A cursory glance at national teaching vacancies reveals they’re relatively low. But delve deeper and these vacancies are concentrated in a handful of subjects – physics, maths and chemistry. With take-up for teacher training courses below target, and 40,000 new teachers needed to square up to spiralling pupil numbers (The REC Guide), the current teaching recruitment crisis begins to take shape. And this is just a short-term snapshot.
By 2022, the number of people in the UK workforce aged 50 to state pension age will have soared by 3.7 million. As the baby boomer generation approaches retirement, classrooms face a mass exodus of senior teaching talent. And that’s not all. According to research by Randstad Education, almost a third (32 per cent) of teachers plan to retire early as a result of perceived societal pressure to leave the profession before state pension age, feeling that older workers aren’t welcome in the workforce any longer.

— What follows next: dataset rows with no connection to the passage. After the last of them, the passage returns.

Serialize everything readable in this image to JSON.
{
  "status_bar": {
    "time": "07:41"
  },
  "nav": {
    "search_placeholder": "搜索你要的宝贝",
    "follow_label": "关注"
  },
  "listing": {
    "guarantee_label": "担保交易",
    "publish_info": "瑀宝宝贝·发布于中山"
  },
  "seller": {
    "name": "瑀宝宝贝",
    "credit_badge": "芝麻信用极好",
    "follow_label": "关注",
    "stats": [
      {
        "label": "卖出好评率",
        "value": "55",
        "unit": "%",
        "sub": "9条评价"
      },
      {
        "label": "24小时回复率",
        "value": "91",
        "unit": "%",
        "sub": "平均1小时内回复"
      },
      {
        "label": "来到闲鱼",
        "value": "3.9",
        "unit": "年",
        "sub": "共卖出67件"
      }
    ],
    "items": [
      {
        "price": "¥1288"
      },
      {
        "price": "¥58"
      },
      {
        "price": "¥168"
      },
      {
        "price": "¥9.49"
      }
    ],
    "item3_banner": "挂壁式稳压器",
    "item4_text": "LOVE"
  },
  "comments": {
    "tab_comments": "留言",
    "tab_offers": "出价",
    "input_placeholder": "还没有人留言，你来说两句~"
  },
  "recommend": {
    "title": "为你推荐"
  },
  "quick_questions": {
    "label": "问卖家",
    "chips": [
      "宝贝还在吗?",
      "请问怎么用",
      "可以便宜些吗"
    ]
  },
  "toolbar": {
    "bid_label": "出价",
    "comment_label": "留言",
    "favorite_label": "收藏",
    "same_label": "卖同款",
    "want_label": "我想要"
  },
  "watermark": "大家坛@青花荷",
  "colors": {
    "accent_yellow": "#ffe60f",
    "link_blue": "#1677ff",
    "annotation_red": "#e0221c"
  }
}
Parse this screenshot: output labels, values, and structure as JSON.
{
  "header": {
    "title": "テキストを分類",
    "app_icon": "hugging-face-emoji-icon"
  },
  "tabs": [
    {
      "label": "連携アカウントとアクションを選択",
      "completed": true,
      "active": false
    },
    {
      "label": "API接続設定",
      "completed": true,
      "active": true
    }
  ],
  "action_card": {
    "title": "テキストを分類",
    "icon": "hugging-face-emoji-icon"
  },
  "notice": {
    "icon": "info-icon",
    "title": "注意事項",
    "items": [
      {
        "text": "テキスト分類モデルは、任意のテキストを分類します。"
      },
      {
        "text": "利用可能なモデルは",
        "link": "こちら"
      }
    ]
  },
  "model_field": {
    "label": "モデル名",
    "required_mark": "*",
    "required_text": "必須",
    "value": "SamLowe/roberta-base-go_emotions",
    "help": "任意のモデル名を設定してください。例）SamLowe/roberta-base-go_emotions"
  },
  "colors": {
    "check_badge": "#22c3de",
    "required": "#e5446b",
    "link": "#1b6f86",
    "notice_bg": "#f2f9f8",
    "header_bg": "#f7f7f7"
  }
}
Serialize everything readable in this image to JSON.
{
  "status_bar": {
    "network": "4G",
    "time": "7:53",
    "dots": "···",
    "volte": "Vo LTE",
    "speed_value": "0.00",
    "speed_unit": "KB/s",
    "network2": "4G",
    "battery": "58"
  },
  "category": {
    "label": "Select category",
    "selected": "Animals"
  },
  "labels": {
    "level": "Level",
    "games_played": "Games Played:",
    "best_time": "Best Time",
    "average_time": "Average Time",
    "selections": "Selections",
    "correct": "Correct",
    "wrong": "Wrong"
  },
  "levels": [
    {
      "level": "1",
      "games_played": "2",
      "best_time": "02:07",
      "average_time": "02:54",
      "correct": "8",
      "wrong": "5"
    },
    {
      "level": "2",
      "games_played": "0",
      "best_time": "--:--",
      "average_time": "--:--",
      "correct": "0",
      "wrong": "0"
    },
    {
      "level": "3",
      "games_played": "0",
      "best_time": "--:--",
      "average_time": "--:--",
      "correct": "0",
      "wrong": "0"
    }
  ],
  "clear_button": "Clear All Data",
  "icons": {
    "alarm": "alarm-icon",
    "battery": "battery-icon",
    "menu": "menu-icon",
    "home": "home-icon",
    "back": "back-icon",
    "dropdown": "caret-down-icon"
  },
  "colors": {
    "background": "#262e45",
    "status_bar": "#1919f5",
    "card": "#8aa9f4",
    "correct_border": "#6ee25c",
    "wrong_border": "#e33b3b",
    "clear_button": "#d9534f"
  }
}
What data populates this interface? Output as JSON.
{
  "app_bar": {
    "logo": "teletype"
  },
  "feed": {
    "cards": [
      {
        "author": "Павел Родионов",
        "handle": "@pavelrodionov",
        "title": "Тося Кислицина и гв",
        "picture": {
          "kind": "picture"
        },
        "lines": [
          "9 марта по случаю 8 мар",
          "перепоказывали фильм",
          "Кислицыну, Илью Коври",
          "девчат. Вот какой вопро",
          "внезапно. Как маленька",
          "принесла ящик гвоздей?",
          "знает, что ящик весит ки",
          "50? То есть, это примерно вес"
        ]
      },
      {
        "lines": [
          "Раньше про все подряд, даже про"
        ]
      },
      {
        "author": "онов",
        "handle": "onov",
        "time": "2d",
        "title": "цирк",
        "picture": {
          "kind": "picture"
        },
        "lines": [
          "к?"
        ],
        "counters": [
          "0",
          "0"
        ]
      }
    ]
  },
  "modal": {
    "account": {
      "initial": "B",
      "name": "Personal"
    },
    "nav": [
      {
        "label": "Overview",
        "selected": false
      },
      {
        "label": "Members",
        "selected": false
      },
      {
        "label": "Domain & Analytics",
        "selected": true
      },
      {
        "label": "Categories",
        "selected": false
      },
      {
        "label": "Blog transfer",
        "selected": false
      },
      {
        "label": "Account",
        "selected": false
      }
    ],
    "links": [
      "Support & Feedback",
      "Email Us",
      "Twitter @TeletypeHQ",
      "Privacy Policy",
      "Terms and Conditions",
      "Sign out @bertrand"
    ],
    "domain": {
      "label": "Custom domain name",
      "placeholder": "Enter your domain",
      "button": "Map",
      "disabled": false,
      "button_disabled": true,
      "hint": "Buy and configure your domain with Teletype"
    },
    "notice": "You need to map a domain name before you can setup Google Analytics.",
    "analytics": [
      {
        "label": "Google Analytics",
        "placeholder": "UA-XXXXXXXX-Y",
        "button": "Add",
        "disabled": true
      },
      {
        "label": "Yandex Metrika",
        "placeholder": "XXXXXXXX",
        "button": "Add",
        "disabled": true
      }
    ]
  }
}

Action needs to be taken to ensure that when this ticking time-bomb explodes, the education sector has reinforcements waiting in the wings.
Battling it out
Teaching is already embroiled in a fight for graduate talent, with a red-hot jobs market syphoning off many university students into other industries. Remuneration needs bolstering to attract people to teaching jobs and reflect the competitive jobs market we’re in. The switch to academies will allow schools more flexibility around pay and working conditions, but the Government should also consider the five to ten year earning potential for teachers compared with other graduate careers. We need to look beyond the frontline of starting salaries to ensure that ambitious, high-performing teachers aren’t later forced out of the profession to find roles that better meet their pay demands.
We have to tackle geography and gender. The North-West of England is leading the charge when it comes to training institutes, but we can’t rely on trainee teachers to relocate to reach the places where school vacancies are highest. Many are filling unqualified education posts near where they trained, while schools suffer shortages elsewhere. The Government should create and publicise tax incentives for teachers to relocate where they’re needed, but also regionalise the teaching recruitment model rather than looking at a distorted national picture.
Women account for three-quarters of jobs in education, and in the primary sector this rises to 90 per cent. Boosting male recruitment into teaching jobs could help square off the shortage, but there’s a more complex balancing act to strike. Despite dominating in overall staff numbers, only two-thirds of headteachers are female, and the gender pay gap widens with seniority. These problems all require attention to ensure diversity both in classrooms and school leadership structures.
Retention needs to go hand in hand with entry-level recruitment; with an ageing population, and the state pension age only moving in one direction, the education sector needs to shake up societal attitudes and become more accepting and accommodating towards older teachers. Increasing the provision of flexible working or job-shares could persuade teachers to delay their retirement. Supply teaching is one flexible resourcing model that can attract retired or disillusioned teachers back into the workforce, offer an olive branch to NQTs and give schools a vital reprieve while hiring.
Additionally, 45 per cent of teachers say that taking on more of a mentorship role would encourage them to stay working for longer – benefitting the progression of junior colleagues too. Phased retirement programmes, a narrower curriculum and regular retraining schemes can also push back retirement plans and stem the retreat of senior expertise.
There’s a time-bomb heading our way, and we can’t afford paralysis. It’s time to launch a long-term offensive, and ensure the safer passage of staffing levels in years to come.
Jenny Rollinson is Managing Director of Randstad Education: